== Try it ==
An exact copy of the listing below is needed, with no pictures in it.

== Dataset ==

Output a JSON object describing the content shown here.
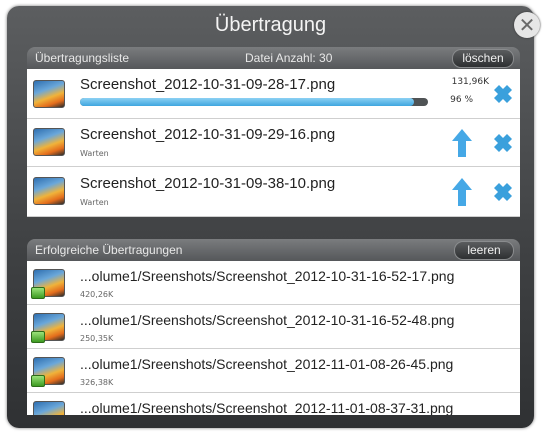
{
  "dialog": {
    "title": "Übertragung"
  },
  "queue": {
    "header_label": "Übertragungsliste",
    "count_label": "Datei Anzahl: 30",
    "clear_button": "löschen",
    "items": [
      {
        "filename": "Screenshot_2012-10-31-09-28-17.png",
        "size": "131,96K",
        "percent": "96 %",
        "progress": 0.96
      },
      {
        "filename": "Screenshot_2012-10-31-09-29-16.png",
        "status": "Warten"
      },
      {
        "filename": "Screenshot_2012-10-31-09-38-10.png",
        "status": "Warten"
      }
    ]
  },
  "completed": {
    "header_label": "Erfolgreiche Übertragungen",
    "clear_button": "leeren",
    "items": [
      {
        "path": "...olume1/Sreenshots/Screenshot_2012-10-31-16-52-17.png",
        "size": "420,26K"
      },
      {
        "path": "...olume1/Sreenshots/Screenshot_2012-10-31-16-52-48.png",
        "size": "250,35K"
      },
      {
        "path": "...olume1/Sreenshots/Screenshot_2012-11-01-08-26-45.png",
        "size": "326,38K"
      },
      {
        "path": "...olume1/Sreenshots/Screenshot_2012-11-01-08-37-31.png",
        "size": ""
      }
    ]
  },
  "colors": {
    "accent": "#3fa6df",
    "dialog_bg": "#3e4042"
  },
  "icons": {
    "upload": "arrow-up-icon",
    "cancel": "close-x-icon",
    "close": "close-icon",
    "file": "image-file-icon"
  }
}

== Reply to the task ==
Output a JSON object describing the content shown here.
{
  "dialog": {
    "title": "Übertragung"
  },
  "queue": {
    "header_label": "Übertragungsliste",
    "count_label": "Datei Anzahl: 30",
    "clear_button": "löschen",
    "items": [
      {
        "filename": "Screenshot_2012-10-31-09-28-17.png",
        "size": "131,96K",
        "percent": "96 %",
        "progress": 0.96
      },
      {
        "filename": "Screenshot_2012-10-31-09-29-16.png",
        "status": "Warten"
      },
      {
        "filename": "Screenshot_2012-10-31-09-38-10.png",
        "status": "Warten"
      }
    ]
  },
  "completed": {
    "header_label": "Erfolgreiche Übertragungen",
    "clear_button": "leeren",
    "items": [
      {
        "path": "...olume1/Sreenshots/Screenshot_2012-10-31-16-52-17.png",
        "size": "420,26K"
      },
      {
        "path": "...olume1/Sreenshots/Screenshot_2012-10-31-16-52-48.png",
        "size": "250,35K"
      },
      {
        "path": "...olume1/Sreenshots/Screenshot_2012-11-01-08-26-45.png",
        "size": "326,38K"
      },
      {
        "path": "...olume1/Sreenshots/Screenshot_2012-11-01-08-37-31.png",
        "size": ""
      }
    ]
  },
  "colors": {
    "accent": "#3fa6df",
    "dialog_bg": "#3e4042"
  },
  "icons": {
    "upload": "arrow-up-icon",
    "cancel": "close-x-icon",
    "close": "close-icon",
    "file": "image-file-icon"
  }
}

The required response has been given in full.